The legal profession, which for the most part is now seen as defendant of the public interest has gone through a similar experience in the 1960s. With the emergence of human rights and the proliferation of human right organisations, lawyers started to be seen as such professionals with a bigger social purpose. Lawyers are no longer perceived solely as defenders of corporate interests but broadly as protectors of the public and the public good of justice. The changing environment today provides similar opportunities for accountants and auditors – from improving transparency and accountability in organisations to empowering unprivileged and marginalised individuals.
Auditors could help educating the public in trust-building. More and more people are facing complicated issues that they do not understand and need professional advice to make sense of them. Accountants have deep understanding of how companies are run and should be run, how public sector accountability and transparency can be improved. For example, when a bank fails, how can we move beyond the cyclical discussions and blame games and have an intelligent dialogue to improve the financial system. We need a professional who has knowledge about financial decision-making, responsibility and what can be changed within an organisation. Enter accountant.

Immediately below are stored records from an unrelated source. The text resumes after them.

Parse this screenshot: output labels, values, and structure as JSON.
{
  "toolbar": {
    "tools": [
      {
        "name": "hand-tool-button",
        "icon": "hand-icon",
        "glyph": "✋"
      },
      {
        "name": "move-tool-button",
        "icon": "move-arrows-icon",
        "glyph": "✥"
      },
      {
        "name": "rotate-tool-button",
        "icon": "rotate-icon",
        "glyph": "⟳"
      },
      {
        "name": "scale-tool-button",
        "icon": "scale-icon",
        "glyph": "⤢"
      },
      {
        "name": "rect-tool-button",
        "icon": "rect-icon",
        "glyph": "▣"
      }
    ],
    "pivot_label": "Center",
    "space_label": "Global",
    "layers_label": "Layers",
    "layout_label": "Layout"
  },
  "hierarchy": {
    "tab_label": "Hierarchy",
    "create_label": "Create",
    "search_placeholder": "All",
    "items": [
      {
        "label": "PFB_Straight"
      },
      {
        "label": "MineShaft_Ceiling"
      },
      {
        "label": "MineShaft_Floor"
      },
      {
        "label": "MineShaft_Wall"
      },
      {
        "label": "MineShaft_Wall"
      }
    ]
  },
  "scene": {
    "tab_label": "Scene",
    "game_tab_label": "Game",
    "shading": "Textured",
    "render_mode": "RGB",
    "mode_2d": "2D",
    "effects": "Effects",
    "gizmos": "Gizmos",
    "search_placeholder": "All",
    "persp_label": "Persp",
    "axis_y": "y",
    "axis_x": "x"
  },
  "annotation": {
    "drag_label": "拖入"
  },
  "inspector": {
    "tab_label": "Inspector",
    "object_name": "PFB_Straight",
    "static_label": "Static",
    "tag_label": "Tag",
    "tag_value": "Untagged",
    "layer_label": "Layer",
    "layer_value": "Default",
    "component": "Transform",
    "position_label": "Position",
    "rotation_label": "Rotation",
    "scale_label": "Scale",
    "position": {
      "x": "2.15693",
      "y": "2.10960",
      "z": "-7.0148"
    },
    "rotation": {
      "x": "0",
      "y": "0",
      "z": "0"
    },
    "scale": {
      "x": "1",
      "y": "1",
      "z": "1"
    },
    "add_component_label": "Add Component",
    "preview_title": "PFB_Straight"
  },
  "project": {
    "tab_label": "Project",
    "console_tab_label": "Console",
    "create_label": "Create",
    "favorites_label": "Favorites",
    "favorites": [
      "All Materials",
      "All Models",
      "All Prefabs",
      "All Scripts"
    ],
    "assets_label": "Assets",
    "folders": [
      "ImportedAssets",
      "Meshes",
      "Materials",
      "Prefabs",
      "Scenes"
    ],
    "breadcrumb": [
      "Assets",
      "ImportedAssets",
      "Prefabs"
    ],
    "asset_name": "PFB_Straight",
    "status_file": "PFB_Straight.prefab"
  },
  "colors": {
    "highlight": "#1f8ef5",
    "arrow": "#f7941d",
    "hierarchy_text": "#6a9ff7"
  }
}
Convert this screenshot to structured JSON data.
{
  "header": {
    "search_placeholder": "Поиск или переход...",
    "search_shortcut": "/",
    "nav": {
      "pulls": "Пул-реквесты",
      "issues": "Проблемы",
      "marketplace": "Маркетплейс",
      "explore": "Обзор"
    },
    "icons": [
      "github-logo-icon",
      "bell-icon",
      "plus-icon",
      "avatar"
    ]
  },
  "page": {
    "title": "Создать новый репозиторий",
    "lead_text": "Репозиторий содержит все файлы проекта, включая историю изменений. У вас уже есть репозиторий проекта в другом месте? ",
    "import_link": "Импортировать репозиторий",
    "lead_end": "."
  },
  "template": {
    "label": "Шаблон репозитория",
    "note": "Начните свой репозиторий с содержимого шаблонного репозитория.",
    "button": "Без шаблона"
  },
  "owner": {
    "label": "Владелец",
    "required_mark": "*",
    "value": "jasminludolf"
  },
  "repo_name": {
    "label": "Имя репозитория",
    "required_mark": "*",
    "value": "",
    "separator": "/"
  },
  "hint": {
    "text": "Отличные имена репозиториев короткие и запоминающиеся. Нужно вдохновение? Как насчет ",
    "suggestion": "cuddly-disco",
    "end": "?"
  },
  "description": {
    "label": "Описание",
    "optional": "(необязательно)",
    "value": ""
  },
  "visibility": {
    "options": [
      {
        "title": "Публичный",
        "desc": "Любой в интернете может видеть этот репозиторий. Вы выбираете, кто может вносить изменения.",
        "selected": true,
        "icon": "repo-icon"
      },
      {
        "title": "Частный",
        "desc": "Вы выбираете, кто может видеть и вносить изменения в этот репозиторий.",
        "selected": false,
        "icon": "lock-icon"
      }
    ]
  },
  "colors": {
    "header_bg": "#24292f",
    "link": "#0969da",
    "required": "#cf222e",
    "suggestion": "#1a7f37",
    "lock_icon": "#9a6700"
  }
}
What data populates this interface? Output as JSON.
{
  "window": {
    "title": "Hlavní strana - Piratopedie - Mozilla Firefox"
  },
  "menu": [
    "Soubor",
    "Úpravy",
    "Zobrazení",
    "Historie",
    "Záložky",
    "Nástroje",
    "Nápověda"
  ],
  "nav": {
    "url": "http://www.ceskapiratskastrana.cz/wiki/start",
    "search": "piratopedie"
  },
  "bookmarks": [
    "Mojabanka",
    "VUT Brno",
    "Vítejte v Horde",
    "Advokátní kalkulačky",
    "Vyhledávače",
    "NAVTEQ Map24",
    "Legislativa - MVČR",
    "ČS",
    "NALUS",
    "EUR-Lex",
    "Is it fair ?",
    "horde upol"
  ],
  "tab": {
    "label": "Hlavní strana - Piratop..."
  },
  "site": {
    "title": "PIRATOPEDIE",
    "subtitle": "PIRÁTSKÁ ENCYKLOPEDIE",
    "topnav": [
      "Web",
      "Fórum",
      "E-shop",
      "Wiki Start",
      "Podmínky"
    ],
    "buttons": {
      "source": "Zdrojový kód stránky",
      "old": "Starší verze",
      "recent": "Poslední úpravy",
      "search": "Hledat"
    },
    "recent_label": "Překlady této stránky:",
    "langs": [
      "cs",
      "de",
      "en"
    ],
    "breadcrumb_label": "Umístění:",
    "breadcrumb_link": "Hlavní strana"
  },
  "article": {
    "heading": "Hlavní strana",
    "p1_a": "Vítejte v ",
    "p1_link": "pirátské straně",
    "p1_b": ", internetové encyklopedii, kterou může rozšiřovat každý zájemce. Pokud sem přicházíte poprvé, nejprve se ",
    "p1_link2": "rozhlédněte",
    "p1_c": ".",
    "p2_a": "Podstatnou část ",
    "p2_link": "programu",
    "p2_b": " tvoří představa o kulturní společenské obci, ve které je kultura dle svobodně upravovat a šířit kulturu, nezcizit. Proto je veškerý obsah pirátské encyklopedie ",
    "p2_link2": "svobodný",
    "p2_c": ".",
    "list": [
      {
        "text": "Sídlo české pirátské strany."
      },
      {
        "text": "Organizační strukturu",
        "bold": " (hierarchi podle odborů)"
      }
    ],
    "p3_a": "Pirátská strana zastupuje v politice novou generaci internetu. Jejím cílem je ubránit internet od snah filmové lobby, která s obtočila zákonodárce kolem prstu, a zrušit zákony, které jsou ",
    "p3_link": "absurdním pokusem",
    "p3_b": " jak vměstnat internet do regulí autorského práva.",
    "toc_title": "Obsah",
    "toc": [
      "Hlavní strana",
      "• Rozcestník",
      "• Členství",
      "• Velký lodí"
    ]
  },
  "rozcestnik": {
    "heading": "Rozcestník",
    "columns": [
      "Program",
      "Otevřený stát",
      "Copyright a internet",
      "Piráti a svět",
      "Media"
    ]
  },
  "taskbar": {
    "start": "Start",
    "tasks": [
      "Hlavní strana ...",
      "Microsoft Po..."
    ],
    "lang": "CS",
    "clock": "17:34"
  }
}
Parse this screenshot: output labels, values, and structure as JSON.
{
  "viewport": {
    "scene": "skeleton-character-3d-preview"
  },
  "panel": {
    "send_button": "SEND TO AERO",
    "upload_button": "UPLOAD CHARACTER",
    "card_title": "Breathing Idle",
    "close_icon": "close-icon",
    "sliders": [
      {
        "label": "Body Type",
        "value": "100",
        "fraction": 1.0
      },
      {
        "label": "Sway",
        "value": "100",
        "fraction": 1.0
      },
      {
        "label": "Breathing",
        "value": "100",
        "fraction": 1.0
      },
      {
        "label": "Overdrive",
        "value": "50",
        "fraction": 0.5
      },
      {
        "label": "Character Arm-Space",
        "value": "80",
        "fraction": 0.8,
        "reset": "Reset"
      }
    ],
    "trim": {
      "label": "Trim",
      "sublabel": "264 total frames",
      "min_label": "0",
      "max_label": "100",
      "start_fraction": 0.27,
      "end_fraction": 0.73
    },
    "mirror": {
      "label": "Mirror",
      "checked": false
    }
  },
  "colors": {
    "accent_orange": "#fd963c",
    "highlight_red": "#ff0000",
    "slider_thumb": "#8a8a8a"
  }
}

Every question that we don’t understand, we turn into a moral question. The underlying principle of democracy is that we are all equally informed and competent. In reality this is not always the case and we often distort an important topic into a moral dichotomy of who is right and who is wrong. Therefore, in situations like this, when transparency is becoming a dominant paradigm, the professional institutions have a golden opportunity to play a critical role in shaping the future of society.
Both journalism and the legal profession embraced similar opportunities and are now seen as defendants of wider stakeholder interests. Accountants should embark on similar journey towards more prominent public interest role. I want to be optimistic that the profession will make a choice to determine its role, instead of waiting for someone else to impose it.
Accountants and auditors could tell a different story about their own profession and should play an active role in the public dialogue.